◆ **PROBLEM DETAILS**: Print out the data below in full and exactly, skipping the pictures.

◆ **PROVIDED MATERIAL**:
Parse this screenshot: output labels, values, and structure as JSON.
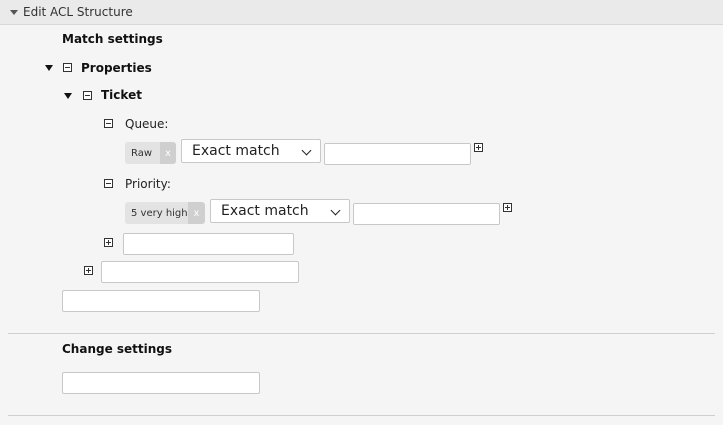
{
  "header": {
    "title": "Edit ACL Structure"
  },
  "match": {
    "heading": "Match settings",
    "properties_label": "Properties",
    "ticket_label": "Ticket",
    "fields": [
      {
        "label": "Queue:",
        "tag": "Raw",
        "tag_remove": "x",
        "mode": "Exact match",
        "value": ""
      },
      {
        "label": "Priority:",
        "tag": "5 very high",
        "tag_remove": "x",
        "mode": "Exact match",
        "value": ""
      }
    ]
  },
  "change": {
    "heading": "Change settings"
  }
}
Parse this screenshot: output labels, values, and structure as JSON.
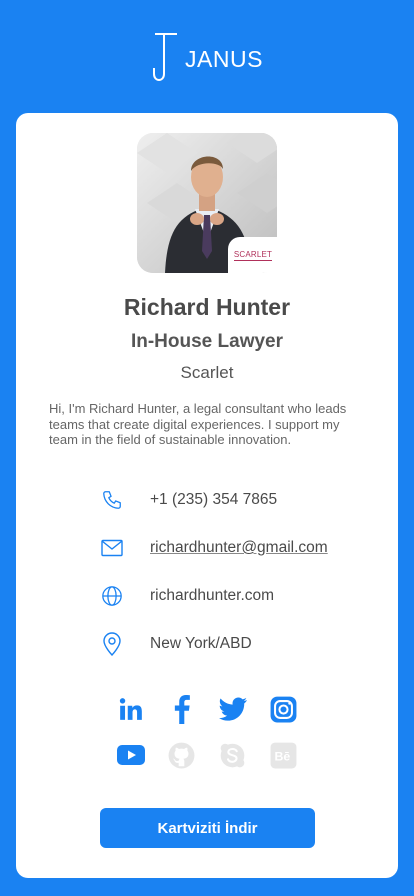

◆ **TASK ANSWER**:
Parse this screenshot: output labels, values, and structure as JSON.
{
  "header": {
    "title": "Edit ACL Structure"
  },
  "match": {
    "heading": "Match settings",
    "properties_label": "Properties",
    "ticket_label": "Ticket",
    "fields": [
      {
        "label": "Queue:",
        "tag": "Raw",
        "tag_remove": "x",
        "mode": "Exact match",
        "value": ""
      },
      {
        "label": "Priority:",
        "tag": "5 very high",
        "tag_remove": "x",
        "mode": "Exact match",
        "value": ""
      }
    ]
  },
  "change": {
    "heading": "Change settings"
  }
}
Parse this screenshot: output labels, values, and structure as JSON.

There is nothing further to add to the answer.